=== Section Start ===

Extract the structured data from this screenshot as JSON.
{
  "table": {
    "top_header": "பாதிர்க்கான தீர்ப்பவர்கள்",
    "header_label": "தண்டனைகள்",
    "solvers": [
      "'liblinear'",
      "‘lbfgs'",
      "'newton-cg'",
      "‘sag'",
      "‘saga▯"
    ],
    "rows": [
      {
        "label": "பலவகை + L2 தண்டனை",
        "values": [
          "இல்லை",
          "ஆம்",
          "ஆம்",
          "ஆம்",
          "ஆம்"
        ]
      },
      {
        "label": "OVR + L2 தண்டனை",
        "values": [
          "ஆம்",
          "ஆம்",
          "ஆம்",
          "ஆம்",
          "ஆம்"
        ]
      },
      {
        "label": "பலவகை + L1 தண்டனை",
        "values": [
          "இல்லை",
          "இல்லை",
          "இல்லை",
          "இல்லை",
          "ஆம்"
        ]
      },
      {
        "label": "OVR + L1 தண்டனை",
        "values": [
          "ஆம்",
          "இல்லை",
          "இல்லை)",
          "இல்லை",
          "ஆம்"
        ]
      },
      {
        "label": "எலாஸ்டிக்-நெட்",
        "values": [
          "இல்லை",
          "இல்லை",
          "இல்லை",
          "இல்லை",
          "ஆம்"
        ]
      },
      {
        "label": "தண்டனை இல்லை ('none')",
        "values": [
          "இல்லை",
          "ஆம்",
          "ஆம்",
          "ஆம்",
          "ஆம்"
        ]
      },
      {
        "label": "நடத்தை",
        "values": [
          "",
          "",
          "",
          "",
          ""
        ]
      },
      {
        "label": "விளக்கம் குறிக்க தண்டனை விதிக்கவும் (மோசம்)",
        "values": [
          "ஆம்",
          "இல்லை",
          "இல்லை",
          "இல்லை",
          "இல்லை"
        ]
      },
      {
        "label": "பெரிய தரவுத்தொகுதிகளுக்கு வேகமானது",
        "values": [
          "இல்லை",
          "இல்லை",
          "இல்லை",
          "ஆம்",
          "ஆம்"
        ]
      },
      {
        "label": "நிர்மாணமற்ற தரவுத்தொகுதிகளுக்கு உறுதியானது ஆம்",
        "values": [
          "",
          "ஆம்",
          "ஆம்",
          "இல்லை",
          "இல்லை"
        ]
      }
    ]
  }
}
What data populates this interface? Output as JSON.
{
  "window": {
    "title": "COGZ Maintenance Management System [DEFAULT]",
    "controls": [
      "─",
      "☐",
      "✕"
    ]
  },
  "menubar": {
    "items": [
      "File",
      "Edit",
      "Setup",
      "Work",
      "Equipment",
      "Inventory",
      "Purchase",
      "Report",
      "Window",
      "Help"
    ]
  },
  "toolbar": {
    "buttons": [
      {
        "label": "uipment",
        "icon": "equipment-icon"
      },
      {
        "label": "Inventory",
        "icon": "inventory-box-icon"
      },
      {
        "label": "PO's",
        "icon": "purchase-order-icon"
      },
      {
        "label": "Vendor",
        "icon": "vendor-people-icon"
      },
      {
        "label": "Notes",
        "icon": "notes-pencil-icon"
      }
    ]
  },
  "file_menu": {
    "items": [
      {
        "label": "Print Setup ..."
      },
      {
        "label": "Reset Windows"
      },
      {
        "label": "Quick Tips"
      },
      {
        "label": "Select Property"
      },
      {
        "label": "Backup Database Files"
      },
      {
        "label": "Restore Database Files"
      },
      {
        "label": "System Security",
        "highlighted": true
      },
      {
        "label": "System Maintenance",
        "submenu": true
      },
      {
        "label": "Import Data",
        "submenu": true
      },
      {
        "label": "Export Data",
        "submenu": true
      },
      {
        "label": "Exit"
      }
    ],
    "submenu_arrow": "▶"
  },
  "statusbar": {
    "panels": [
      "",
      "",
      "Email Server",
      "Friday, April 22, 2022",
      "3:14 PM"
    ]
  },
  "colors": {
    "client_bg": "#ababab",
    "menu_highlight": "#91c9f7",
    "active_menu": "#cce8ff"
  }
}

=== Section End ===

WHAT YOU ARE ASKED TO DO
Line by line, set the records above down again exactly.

WRITTEN ANSWER
Extract the structured data from this screenshot as JSON.
{
  "table": {
    "top_header": "பாதிர்க்கான தீர்ப்பவர்கள்",
    "header_label": "தண்டனைகள்",
    "solvers": [
      "'liblinear'",
      "‘lbfgs'",
      "'newton-cg'",
      "‘sag'",
      "‘saga▯"
    ],
    "rows": [
      {
        "label": "பலவகை + L2 தண்டனை",
        "values": [
          "இல்லை",
          "ஆம்",
          "ஆம்",
          "ஆம்",
          "ஆம்"
        ]
      },
      {
        "label": "OVR + L2 தண்டனை",
        "values": [
          "ஆம்",
          "ஆம்",
          "ஆம்",
          "ஆம்",
          "ஆம்"
        ]
      },
      {
        "label": "பலவகை + L1 தண்டனை",
        "values": [
          "இல்லை",
          "இல்லை",
          "இல்லை",
          "இல்லை",
          "ஆம்"
        ]
      },
      {
        "label": "OVR + L1 தண்டனை",
        "values": [
          "ஆம்",
          "இல்லை",
          "இல்லை)",
          "இல்லை",
          "ஆம்"
        ]
      },
      {
        "label": "எலாஸ்டிக்-நெட்",
        "values": [
          "இல்லை",
          "இல்லை",
          "இல்லை",
          "இல்லை",
          "ஆம்"
        ]
      },
      {
        "label": "தண்டனை இல்லை ('none')",
        "values": [
          "இல்லை",
          "ஆம்",
          "ஆம்",
          "ஆம்",
          "ஆம்"
        ]
      },
      {
        "label": "நடத்தை",
        "values": [
          "",
          "",
          "",
          "",
          ""
        ]
      },
      {
        "label": "விளக்கம் குறிக்க தண்டனை விதிக்கவும் (மோசம்)",
        "values": [
          "ஆம்",
          "இல்லை",
          "இல்லை",
          "இல்லை",
          "இல்லை"
        ]
      },
      {
        "label": "பெரிய தரவுத்தொகுதிகளுக்கு வேகமானது",
        "values": [
          "இல்லை",
          "இல்லை",
          "இல்லை",
          "ஆம்",
          "ஆம்"
        ]
      },
      {
        "label": "நிர்மாணமற்ற தரவுத்தொகுதிகளுக்கு உறுதியானது ஆம்",
        "values": [
          "",
          "ஆம்",
          "ஆம்",
          "இல்லை",
          "இல்லை"
        ]
      }
    ]
  }
}
What data populates this interface? Output as JSON.
{
  "window": {
    "title": "COGZ Maintenance Management System [DEFAULT]",
    "controls": [
      "─",
      "☐",
      "✕"
    ]
  },
  "menubar": {
    "items": [
      "File",
      "Edit",
      "Setup",
      "Work",
      "Equipment",
      "Inventory",
      "Purchase",
      "Report",
      "Window",
      "Help"
    ]
  },
  "toolbar": {
    "buttons": [
      {
        "label": "uipment",
        "icon": "equipment-icon"
      },
      {
        "label": "Inventory",
        "icon": "inventory-box-icon"
      },
      {
        "label": "PO's",
        "icon": "purchase-order-icon"
      },
      {
        "label": "Vendor",
        "icon": "vendor-people-icon"
      },
      {
        "label": "Notes",
        "icon": "notes-pencil-icon"
      }
    ]
  },
  "file_menu": {
    "items": [
      {
        "label": "Print Setup ..."
      },
      {
        "label": "Reset Windows"
      },
      {
        "label": "Quick Tips"
      },
      {
        "label": "Select Property"
      },
      {
        "label": "Backup Database Files"
      },
      {
        "label": "Restore Database Files"
      },
      {
        "label": "System Security",
        "highlighted": true
      },
      {
        "label": "System Maintenance",
        "submenu": true
      },
      {
        "label": "Import Data",
        "submenu": true
      },
      {
        "label": "Export Data",
        "submenu": true
      },
      {
        "label": "Exit"
      }
    ],
    "submenu_arrow": "▶"
  },
  "statusbar": {
    "panels": [
      "",
      "",
      "Email Server",
      "Friday, April 22, 2022",
      "3:14 PM"
    ]
  },
  "colors": {
    "client_bg": "#ababab",
    "menu_highlight": "#91c9f7",
    "active_menu": "#cce8ff"
  }
}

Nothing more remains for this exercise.